This explained it when, a few days post-vet, Carlisle began throwing up blood.  Weak from hunger, he staggered around the house, his back end barely holding him up.  It was hard to tell how much of his condition was muscle loss and how much was motor control loss; Carlisle's epilepsy has always made him wobbly, but now, he needed a box to step up onto the couch and bed.  Jumping was out of the question.

It seemed like it was time to say good-bye.  But, as has happened before, Carlisle simply didn't die.

He's alive in this photo, I swear.

He slept for a week, getting up only when we roused him, usually to try to entice him with food: chicken nuggets, scrambled egg, Pop-Tarts.  (The Pop-Tarts were a bigger hit than the chicken, for some reason.)  (Maybe the colorful grey sprinkles on top?)

And then, suddenly, he got better.

He spends most of his time sitting like this, eyes unfocused and tongue hanging out.  

There's no rhyme or reason to how Carlisle operates.  Every few years, he teeters on the edge of death, and then comes back with a sleepy innocence that implies he has no clue what just happened or why everyone seems so upset.

"The greyhound shuffle is not just a dance, 'k?'s a state of unrest."

Now, I will say his bounce-back wasn't entirely 100%.  It wasn't even 50%.  He only gained back one pound and he's still underweight.  His balance is atrocious and he still needs his box.  His tongue hangs out the side of his mouth now, and his general functioning seems slower and... well... worse.  But he's alive.

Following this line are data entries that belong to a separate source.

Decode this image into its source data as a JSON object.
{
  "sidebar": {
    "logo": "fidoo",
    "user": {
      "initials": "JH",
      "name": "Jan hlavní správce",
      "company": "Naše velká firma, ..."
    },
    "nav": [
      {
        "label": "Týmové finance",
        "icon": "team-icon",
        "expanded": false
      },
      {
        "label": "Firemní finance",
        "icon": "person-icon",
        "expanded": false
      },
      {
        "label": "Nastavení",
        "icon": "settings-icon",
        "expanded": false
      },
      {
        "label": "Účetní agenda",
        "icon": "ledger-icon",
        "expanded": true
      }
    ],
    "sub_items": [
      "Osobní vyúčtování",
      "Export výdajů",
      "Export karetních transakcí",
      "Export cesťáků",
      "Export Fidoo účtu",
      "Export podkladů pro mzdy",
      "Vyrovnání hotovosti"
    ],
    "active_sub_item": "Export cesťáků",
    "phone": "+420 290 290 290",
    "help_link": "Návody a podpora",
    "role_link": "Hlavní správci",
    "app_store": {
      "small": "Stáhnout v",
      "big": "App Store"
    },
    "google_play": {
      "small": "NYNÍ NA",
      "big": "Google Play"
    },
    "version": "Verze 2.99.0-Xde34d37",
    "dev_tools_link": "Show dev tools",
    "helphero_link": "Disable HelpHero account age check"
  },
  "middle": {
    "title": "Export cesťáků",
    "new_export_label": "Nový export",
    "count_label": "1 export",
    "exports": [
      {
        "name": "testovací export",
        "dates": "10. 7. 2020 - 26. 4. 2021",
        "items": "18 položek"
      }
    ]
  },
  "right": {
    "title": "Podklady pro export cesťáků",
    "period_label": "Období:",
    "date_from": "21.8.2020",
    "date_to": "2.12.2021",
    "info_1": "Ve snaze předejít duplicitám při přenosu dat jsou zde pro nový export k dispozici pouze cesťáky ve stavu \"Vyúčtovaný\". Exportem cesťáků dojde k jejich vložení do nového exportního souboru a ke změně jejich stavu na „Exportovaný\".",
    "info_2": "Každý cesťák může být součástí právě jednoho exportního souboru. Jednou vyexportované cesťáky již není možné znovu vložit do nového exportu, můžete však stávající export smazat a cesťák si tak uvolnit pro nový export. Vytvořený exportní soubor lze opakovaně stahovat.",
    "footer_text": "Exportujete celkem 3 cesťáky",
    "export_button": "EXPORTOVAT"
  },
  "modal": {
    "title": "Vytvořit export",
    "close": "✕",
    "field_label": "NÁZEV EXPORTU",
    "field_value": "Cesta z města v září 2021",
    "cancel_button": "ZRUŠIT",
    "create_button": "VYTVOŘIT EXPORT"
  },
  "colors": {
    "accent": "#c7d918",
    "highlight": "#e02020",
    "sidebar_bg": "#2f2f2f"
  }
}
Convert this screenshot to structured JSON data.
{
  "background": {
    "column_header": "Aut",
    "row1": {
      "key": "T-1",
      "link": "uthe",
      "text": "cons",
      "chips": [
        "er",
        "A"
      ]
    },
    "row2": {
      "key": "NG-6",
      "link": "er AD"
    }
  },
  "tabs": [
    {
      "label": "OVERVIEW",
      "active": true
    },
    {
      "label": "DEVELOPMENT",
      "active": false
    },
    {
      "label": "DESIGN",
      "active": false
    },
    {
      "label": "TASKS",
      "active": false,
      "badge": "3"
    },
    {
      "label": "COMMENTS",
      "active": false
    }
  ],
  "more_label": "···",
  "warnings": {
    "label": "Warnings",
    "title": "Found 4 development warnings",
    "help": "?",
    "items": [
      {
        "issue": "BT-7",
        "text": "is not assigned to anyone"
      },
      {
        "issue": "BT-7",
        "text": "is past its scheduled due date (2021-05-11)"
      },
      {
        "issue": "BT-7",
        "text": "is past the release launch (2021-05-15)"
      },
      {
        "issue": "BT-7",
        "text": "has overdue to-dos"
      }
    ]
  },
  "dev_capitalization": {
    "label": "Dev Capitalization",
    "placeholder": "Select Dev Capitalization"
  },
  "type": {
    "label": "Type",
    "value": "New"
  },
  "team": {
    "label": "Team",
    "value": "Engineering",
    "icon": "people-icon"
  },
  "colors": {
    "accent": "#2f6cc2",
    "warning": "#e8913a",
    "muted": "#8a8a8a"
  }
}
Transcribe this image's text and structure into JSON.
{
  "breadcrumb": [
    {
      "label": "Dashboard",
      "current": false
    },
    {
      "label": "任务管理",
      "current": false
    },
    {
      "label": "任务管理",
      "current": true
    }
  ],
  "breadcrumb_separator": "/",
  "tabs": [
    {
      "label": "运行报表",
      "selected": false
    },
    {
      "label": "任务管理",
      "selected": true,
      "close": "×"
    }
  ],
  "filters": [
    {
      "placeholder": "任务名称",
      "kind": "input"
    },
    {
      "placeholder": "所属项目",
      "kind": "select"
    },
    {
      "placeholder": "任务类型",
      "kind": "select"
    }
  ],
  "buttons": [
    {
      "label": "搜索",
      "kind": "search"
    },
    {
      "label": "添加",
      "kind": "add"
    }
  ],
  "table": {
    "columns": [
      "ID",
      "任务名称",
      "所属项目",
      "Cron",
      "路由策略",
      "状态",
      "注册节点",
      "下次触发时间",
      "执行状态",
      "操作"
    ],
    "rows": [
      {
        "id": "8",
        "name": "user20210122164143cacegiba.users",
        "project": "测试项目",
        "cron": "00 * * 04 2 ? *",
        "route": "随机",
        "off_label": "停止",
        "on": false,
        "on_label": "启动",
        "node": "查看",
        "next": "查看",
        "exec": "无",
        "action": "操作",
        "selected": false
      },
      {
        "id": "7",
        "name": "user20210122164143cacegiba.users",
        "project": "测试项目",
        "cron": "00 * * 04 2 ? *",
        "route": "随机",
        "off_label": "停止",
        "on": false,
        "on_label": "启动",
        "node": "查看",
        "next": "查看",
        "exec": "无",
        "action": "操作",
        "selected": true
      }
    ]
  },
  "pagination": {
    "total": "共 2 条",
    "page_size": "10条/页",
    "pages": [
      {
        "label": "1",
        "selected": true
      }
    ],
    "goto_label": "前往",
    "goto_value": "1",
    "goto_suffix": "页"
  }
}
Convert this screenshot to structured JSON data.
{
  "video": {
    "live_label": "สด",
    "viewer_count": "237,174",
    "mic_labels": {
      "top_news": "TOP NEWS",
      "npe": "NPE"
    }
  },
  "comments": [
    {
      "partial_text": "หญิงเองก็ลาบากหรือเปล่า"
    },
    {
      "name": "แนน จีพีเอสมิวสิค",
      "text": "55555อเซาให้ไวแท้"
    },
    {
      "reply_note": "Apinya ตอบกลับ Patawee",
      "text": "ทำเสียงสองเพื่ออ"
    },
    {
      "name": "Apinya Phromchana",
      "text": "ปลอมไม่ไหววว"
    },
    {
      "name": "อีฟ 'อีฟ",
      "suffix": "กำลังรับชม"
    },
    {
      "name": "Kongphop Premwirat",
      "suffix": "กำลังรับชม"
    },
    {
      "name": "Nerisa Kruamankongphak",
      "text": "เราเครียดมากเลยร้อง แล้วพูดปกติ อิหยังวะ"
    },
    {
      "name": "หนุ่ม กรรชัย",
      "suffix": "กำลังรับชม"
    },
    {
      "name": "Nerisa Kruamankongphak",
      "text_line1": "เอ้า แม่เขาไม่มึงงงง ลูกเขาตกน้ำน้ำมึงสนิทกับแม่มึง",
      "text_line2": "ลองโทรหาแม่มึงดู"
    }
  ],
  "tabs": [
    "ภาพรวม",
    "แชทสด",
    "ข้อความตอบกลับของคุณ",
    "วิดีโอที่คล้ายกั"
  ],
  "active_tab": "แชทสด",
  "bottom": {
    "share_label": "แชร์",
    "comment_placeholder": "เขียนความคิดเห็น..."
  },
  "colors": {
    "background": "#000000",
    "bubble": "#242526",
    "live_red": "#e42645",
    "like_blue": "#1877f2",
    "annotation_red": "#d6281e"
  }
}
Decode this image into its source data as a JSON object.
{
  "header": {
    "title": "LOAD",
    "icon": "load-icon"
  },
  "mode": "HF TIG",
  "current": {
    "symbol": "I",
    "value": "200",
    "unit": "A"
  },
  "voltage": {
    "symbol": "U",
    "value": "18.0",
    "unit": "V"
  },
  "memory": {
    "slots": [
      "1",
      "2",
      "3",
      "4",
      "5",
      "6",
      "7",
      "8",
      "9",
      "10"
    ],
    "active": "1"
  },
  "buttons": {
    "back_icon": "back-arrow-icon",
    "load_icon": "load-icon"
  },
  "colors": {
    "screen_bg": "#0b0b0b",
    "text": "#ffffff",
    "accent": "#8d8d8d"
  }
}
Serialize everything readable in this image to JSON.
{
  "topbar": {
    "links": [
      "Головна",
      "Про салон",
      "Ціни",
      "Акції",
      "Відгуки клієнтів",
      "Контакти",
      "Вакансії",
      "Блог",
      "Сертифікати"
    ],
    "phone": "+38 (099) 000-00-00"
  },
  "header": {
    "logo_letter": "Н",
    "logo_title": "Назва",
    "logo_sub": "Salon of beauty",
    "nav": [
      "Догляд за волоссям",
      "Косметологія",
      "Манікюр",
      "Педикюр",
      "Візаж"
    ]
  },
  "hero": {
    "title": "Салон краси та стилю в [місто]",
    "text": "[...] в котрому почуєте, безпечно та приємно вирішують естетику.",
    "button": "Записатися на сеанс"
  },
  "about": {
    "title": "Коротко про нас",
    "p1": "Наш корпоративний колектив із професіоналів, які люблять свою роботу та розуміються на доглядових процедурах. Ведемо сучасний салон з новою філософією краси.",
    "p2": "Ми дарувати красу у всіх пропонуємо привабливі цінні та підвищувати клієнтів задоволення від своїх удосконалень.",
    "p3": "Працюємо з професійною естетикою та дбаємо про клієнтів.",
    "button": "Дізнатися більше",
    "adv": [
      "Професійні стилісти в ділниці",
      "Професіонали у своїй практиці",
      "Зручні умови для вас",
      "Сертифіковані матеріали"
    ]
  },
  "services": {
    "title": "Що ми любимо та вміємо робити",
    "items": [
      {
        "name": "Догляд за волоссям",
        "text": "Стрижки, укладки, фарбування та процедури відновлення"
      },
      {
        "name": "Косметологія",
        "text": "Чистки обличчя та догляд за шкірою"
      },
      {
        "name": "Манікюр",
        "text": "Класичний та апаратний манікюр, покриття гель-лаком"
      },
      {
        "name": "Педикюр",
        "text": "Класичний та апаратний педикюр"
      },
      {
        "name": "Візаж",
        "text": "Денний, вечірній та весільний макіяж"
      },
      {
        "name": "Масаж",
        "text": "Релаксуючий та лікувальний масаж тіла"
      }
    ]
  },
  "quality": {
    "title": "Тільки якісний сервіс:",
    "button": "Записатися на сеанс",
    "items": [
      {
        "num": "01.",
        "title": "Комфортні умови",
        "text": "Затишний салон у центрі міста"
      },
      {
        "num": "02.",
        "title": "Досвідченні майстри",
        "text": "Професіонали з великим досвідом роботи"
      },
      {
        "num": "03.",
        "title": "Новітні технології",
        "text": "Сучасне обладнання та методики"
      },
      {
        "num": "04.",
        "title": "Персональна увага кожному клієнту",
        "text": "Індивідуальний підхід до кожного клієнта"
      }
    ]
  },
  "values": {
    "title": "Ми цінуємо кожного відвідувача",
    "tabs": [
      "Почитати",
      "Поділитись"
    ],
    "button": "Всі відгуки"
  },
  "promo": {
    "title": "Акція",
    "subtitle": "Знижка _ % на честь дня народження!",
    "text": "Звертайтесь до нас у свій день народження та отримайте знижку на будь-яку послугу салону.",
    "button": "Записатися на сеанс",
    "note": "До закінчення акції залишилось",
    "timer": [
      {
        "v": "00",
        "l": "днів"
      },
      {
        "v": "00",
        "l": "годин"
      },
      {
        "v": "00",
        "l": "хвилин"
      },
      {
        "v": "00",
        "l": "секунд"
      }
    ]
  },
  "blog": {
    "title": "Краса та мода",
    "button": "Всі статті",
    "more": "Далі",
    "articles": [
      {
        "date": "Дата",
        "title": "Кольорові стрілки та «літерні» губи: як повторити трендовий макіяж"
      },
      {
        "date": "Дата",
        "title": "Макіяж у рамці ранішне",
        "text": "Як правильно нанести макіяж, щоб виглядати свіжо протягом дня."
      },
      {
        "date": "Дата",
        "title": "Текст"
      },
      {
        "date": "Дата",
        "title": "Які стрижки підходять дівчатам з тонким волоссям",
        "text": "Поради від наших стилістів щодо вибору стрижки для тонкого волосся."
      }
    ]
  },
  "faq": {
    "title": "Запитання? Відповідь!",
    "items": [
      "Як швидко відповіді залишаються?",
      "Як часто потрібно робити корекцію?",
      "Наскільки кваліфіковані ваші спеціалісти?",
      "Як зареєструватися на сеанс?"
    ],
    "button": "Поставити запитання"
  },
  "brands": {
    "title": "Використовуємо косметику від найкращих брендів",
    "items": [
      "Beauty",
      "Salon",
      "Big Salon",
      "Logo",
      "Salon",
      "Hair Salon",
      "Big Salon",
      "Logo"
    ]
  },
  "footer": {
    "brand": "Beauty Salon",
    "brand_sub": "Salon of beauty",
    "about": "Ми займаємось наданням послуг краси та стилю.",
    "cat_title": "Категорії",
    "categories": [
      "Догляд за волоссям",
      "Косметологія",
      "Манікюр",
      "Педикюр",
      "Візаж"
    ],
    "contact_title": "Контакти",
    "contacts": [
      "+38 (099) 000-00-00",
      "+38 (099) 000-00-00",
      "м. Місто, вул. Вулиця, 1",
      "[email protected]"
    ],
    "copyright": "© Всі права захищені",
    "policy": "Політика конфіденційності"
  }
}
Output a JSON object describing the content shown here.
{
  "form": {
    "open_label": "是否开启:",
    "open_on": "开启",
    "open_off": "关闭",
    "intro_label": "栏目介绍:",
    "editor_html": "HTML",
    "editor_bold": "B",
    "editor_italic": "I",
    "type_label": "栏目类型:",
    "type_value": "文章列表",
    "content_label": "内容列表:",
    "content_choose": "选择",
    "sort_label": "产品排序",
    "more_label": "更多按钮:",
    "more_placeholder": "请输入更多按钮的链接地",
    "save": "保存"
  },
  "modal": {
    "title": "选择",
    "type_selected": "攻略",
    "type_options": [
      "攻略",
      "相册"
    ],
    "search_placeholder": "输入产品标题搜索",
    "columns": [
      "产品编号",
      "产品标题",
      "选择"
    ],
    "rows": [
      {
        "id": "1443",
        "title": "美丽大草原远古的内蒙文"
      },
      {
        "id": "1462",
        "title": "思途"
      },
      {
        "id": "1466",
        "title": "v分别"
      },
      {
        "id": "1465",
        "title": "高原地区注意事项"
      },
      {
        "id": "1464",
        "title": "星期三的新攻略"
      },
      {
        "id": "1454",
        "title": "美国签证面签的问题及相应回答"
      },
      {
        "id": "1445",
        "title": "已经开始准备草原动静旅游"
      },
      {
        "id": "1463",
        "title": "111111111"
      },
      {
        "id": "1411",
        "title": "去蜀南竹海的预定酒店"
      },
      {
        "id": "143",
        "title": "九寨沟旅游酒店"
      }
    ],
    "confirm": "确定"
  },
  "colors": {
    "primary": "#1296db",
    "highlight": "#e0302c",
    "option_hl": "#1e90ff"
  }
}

The "greyhound shuffle" is steps back, then steps forward, but never quite as far forward as he initially was.  Carlisle has been back-and-forthing for over a decade on the precipice of death, sort of in the same way he'll go back-and-forth as he tries to figure out how to jump onto the couch.  (Solution: he never gets there.  He gets caught in a neurological loop and keeps up the repetitive behavior until another dog attacks him, at which point the humans intervene to muzzle the other dog and help him up.)

We're happy he's "better" (a relative, not accurate, term) but also emotionally wrung out.  With a baby on the way, Carlisle picked a bad time to start yet another slide into the grave.  We don't have as much money, time, or energy as we normally would.  I would argue the emotional cost is the worst.  But none of them are inexpensive.

The most important thing, to us, is that he's not in pain.  He doesn't seem to be.  He seems relatively happy, all things considered, and we're trying to give him a peaceful transition.  But it's a slow one and it's hard to watch.  Especially as his motor control and mobility get worse and worse.

The moral of this story, of course, is not to get a fancy dog, because purebred does not mean "healthy," nor "smart," nor "trainable."  Carlisle has been staggering around the house in diapers for weeks with his tongue hanging out and his clothes loosely draped over his boney frame while the Seamus the mutt, who is two years older and was found in a dumpster, runs circles around him.

I love my dog.  I just don't love what he is.

A beautiful fucking disaster.
Hang in there, little guy.

No comments:

Post a Comment